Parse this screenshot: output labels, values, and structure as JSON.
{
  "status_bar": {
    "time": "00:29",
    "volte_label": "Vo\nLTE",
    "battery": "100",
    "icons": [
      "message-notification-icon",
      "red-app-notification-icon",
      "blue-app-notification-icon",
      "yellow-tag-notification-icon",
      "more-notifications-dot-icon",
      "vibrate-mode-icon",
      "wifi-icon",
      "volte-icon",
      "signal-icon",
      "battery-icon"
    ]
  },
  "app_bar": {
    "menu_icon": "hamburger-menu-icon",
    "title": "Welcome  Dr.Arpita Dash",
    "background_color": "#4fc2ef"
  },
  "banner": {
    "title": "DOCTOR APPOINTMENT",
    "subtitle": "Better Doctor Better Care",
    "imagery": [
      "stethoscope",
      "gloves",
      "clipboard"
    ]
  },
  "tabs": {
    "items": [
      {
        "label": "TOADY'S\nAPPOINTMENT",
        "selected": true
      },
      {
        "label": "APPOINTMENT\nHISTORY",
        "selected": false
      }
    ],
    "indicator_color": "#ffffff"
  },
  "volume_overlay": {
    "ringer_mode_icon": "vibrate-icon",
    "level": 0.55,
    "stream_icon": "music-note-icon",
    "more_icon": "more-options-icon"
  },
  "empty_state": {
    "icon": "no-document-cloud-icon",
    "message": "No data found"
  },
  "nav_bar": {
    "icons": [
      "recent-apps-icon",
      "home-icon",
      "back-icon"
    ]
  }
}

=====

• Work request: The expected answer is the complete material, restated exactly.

• Task result:
Parse this screenshot: output labels, values, and structure as JSON.
{
  "status_bar": {
    "time": "00:29",
    "volte_label": "Vo\nLTE",
    "battery": "100",
    "icons": [
      "message-notification-icon",
      "red-app-notification-icon",
      "blue-app-notification-icon",
      "yellow-tag-notification-icon",
      "more-notifications-dot-icon",
      "vibrate-mode-icon",
      "wifi-icon",
      "volte-icon",
      "signal-icon",
      "battery-icon"
    ]
  },
  "app_bar": {
    "menu_icon": "hamburger-menu-icon",
    "title": "Welcome  Dr.Arpita Dash",
    "background_color": "#4fc2ef"
  },
  "banner": {
    "title": "DOCTOR APPOINTMENT",
    "subtitle": "Better Doctor Better Care",
    "imagery": [
      "stethoscope",
      "gloves",
      "clipboard"
    ]
  },
  "tabs": {
    "items": [
      {
        "label": "TOADY'S\nAPPOINTMENT",
        "selected": true
      },
      {
        "label": "APPOINTMENT\nHISTORY",
        "selected": false
      }
    ],
    "indicator_color": "#ffffff"
  },
  "volume_overlay": {
    "ringer_mode_icon": "vibrate-icon",
    "level": 0.55,
    "stream_icon": "music-note-icon",
    "more_icon": "more-options-icon"
  },
  "empty_state": {
    "icon": "no-document-cloud-icon",
    "message": "No data found"
  },
  "nav_bar": {
    "icons": [
      "recent-apps-icon",
      "home-icon",
      "back-icon"
    ]
  }
}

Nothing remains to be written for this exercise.